[11] Żydzi – Studenci Uniwersytetu Jagiellońskiego w Drugiej Rzeczypospolitej (1918-1939); Mariusz Kulczykowski; Polska Akademia Umiejętności; Prace Komisje Historii i Kultury Żydów, Nr 5; Kraków, 2004.

[12] Chronology of Mass Violence in Poland 1918-1948; Jean Yves Potel; Mass Violence and Resistance – Research Network; Sciences Po; 2010.

[13] Yahad – In Unum Interviews with Rohatyn Holocaust Witnesses; Yahad – In Unum witness research in Ukraine; 2016.

[14] Ritual slaughter and animal welfare in interwar Poland; Eva Plach; East European Jewish Affairs; Vol. 45, No. 1, 2015; p.1~25. See also: Dziennik Ustaw Rzeczypospolitej Polskiej 1936/29/237; Dziennik Ustaw Rzeczypospolitej Polskiej 1936/70/503.

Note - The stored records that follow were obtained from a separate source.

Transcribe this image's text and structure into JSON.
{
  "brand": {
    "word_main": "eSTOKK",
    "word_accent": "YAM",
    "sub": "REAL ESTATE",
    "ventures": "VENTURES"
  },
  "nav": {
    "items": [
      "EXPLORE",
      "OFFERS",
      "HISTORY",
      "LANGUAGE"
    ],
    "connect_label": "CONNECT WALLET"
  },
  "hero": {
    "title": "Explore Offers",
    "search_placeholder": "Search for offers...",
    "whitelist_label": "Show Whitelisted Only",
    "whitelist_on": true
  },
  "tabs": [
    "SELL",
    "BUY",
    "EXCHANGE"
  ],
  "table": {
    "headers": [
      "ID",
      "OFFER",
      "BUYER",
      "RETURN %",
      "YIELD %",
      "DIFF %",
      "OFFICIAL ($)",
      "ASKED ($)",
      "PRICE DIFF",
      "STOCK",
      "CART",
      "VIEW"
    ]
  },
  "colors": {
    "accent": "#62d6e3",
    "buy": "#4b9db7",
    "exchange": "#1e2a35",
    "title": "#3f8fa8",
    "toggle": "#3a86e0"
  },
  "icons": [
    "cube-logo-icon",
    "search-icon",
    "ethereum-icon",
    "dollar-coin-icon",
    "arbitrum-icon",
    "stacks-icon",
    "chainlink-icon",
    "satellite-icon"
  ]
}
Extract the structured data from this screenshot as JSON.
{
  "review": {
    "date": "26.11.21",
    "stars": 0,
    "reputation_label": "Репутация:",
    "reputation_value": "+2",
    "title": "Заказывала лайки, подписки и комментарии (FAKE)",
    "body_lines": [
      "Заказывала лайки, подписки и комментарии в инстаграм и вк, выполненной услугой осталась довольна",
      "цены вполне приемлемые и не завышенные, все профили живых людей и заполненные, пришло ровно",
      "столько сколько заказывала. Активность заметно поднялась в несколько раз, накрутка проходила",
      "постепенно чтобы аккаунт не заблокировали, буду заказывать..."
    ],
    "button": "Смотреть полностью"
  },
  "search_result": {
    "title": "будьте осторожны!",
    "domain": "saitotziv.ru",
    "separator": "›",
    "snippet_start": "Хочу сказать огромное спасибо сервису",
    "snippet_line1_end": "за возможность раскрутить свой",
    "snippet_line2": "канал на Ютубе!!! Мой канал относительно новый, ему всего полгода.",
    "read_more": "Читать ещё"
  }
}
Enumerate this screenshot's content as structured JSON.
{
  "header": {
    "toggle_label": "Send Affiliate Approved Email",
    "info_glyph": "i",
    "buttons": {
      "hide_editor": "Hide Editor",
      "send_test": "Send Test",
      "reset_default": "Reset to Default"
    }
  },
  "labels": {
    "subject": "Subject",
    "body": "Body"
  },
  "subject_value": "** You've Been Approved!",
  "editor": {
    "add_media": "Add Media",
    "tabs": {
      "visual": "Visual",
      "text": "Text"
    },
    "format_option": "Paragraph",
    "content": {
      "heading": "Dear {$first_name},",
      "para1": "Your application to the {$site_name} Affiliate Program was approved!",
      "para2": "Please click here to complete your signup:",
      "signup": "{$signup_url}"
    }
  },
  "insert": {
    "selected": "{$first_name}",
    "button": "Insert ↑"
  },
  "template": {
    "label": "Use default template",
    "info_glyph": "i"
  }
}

General References:

Polin Studies in Polish Jewry, Volume 12 – Focusing on Galicia: Jews, Poles, and Ukrainians 1772-1918; Israel Bartal and Antony Polonsky, eds.; The Littman Library of Jewish Civilization, Portland, Oregon, USA; 1999.

Polin Studies in Polish Jewry, Volume 26 – Jews and Ukrainians; Yohanan Petrovsky-Shtern and Antony Polonsky, eds.; The Littman Library of Jewish Civilization, Portland, Oregon, USA; 1999.